• _TO DO_: Please copy out the records that follow exactly as they stand.
------
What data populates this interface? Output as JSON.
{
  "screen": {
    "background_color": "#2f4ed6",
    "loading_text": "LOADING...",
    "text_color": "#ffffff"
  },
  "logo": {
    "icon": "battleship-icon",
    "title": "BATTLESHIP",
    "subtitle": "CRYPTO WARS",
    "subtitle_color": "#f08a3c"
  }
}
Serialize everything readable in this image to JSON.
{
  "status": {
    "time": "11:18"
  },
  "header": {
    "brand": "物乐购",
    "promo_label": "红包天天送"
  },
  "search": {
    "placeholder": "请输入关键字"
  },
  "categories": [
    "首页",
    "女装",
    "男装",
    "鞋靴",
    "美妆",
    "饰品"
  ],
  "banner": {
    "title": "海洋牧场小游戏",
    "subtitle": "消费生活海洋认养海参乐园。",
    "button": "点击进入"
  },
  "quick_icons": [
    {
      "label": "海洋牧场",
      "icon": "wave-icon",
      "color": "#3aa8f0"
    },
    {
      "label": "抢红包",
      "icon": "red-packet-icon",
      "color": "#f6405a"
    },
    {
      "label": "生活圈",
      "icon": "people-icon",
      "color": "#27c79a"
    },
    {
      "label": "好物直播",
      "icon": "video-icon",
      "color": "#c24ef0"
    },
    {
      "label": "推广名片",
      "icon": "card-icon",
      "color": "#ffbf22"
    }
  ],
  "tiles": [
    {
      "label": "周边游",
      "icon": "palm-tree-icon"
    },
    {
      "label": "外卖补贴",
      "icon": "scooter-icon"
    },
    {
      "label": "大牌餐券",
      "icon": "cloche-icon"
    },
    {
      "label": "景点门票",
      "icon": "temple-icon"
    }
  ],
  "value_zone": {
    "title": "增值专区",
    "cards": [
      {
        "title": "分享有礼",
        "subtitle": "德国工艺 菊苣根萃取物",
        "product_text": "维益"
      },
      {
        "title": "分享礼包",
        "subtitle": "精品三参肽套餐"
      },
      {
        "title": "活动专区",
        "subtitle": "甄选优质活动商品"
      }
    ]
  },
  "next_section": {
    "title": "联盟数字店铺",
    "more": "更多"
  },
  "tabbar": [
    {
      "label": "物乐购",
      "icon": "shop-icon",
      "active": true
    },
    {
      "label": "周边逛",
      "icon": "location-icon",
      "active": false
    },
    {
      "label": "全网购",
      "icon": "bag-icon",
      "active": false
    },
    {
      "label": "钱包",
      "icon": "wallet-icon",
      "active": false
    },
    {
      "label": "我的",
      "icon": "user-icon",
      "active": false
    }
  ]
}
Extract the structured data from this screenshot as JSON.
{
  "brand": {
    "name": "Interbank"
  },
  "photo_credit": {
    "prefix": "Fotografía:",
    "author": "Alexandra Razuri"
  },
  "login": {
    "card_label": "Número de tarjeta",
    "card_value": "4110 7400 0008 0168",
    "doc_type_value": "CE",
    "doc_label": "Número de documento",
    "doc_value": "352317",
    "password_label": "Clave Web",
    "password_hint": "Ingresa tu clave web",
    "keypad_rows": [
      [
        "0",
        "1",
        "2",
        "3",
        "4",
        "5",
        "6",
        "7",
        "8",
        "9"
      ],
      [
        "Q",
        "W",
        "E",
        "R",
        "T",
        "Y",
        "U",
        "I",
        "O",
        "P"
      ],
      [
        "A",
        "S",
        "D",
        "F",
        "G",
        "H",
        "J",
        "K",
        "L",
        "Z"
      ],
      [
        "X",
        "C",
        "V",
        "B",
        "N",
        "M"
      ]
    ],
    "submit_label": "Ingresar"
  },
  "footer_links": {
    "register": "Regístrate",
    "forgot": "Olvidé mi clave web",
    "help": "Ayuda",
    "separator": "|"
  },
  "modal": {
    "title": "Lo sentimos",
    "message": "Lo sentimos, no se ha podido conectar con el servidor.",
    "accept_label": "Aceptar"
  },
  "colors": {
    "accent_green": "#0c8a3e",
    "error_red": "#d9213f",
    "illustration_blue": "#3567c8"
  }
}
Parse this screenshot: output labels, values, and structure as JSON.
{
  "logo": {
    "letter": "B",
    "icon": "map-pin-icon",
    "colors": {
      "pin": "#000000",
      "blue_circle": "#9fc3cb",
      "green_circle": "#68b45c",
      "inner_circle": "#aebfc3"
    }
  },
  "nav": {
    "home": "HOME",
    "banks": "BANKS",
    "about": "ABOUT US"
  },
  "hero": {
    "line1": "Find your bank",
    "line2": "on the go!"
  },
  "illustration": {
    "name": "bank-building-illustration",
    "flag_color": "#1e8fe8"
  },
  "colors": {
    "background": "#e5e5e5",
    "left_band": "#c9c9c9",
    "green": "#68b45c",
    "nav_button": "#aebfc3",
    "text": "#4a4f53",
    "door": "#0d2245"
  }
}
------
• _SOLUTION_:
What data populates this interface? Output as JSON.
{
  "screen": {
    "background_color": "#2f4ed6",
    "loading_text": "LOADING...",
    "text_color": "#ffffff"
  },
  "logo": {
    "icon": "battleship-icon",
    "title": "BATTLESHIP",
    "subtitle": "CRYPTO WARS",
    "subtitle_color": "#f08a3c"
  }
}
Serialize everything readable in this image to JSON.
{
  "status": {
    "time": "11:18"
  },
  "header": {
    "brand": "物乐购",
    "promo_label": "红包天天送"
  },
  "search": {
    "placeholder": "请输入关键字"
  },
  "categories": [
    "首页",
    "女装",
    "男装",
    "鞋靴",
    "美妆",
    "饰品"
  ],
  "banner": {
    "title": "海洋牧场小游戏",
    "subtitle": "消费生活海洋认养海参乐园。",
    "button": "点击进入"
  },
  "quick_icons": [
    {
      "label": "海洋牧场",
      "icon": "wave-icon",
      "color": "#3aa8f0"
    },
    {
      "label": "抢红包",
      "icon": "red-packet-icon",
      "color": "#f6405a"
    },
    {
      "label": "生活圈",
      "icon": "people-icon",
      "color": "#27c79a"
    },
    {
      "label": "好物直播",
      "icon": "video-icon",
      "color": "#c24ef0"
    },
    {
      "label": "推广名片",
      "icon": "card-icon",
      "color": "#ffbf22"
    }
  ],
  "tiles": [
    {
      "label": "周边游",
      "icon": "palm-tree-icon"
    },
    {
      "label": "外卖补贴",
      "icon": "scooter-icon"
    },
    {
      "label": "大牌餐券",
      "icon": "cloche-icon"
    },
    {
      "label": "景点门票",
      "icon": "temple-icon"
    }
  ],
  "value_zone": {
    "title": "增值专区",
    "cards": [
      {
        "title": "分享有礼",
        "subtitle": "德国工艺 菊苣根萃取物",
        "product_text": "维益"
      },
      {
        "title": "分享礼包",
        "subtitle": "精品三参肽套餐"
      },
      {
        "title": "活动专区",
        "subtitle": "甄选优质活动商品"
      }
    ]
  },
  "next_section": {
    "title": "联盟数字店铺",
    "more": "更多"
  },
  "tabbar": [
    {
      "label": "物乐购",
      "icon": "shop-icon",
      "active": true
    },
    {
      "label": "周边逛",
      "icon": "location-icon",
      "active": false
    },
    {
      "label": "全网购",
      "icon": "bag-icon",
      "active": false
    },
    {
      "label": "钱包",
      "icon": "wallet-icon",
      "active": false
    },
    {
      "label": "我的",
      "icon": "user-icon",
      "active": false
    }
  ]
}
Extract the structured data from this screenshot as JSON.
{
  "brand": {
    "name": "Interbank"
  },
  "photo_credit": {
    "prefix": "Fotografía:",
    "author": "Alexandra Razuri"
  },
  "login": {
    "card_label": "Número de tarjeta",
    "card_value": "4110 7400 0008 0168",
    "doc_type_value": "CE",
    "doc_label": "Número de documento",
    "doc_value": "352317",
    "password_label": "Clave Web",
    "password_hint": "Ingresa tu clave web",
    "keypad_rows": [
      [
        "0",
        "1",
        "2",
        "3",
        "4",
        "5",
        "6",
        "7",
        "8",
        "9"
      ],
      [
        "Q",
        "W",
        "E",
        "R",
        "T",
        "Y",
        "U",
        "I",
        "O",
        "P"
      ],
      [
        "A",
        "S",
        "D",
        "F",
        "G",
        "H",
        "J",
        "K",
        "L",
        "Z"
      ],
      [
        "X",
        "C",
        "V",
        "B",
        "N",
        "M"
      ]
    ],
    "submit_label": "Ingresar"
  },
  "footer_links": {
    "register": "Regístrate",
    "forgot": "Olvidé mi clave web",
    "help": "Ayuda",
    "separator": "|"
  },
  "modal": {
    "title": "Lo sentimos",
    "message": "Lo sentimos, no se ha podido conectar con el servidor.",
    "accept_label": "Aceptar"
  },
  "colors": {
    "accent_green": "#0c8a3e",
    "error_red": "#d9213f",
    "illustration_blue": "#3567c8"
  }
}
Parse this screenshot: output labels, values, and structure as JSON.
{
  "logo": {
    "letter": "B",
    "icon": "map-pin-icon",
    "colors": {
      "pin": "#000000",
      "blue_circle": "#9fc3cb",
      "green_circle": "#68b45c",
      "inner_circle": "#aebfc3"
    }
  },
  "nav": {
    "home": "HOME",
    "banks": "BANKS",
    "about": "ABOUT US"
  },
  "hero": {
    "line1": "Find your bank",
    "line2": "on the go!"
  },
  "illustration": {
    "name": "bank-building-illustration",
    "flag_color": "#1e8fe8"
  },
  "colors": {
    "background": "#e5e5e5",
    "left_band": "#c9c9c9",
    "green": "#68b45c",
    "nav_button": "#aebfc3",
    "text": "#4a4f53",
    "door": "#0d2245"
  }
}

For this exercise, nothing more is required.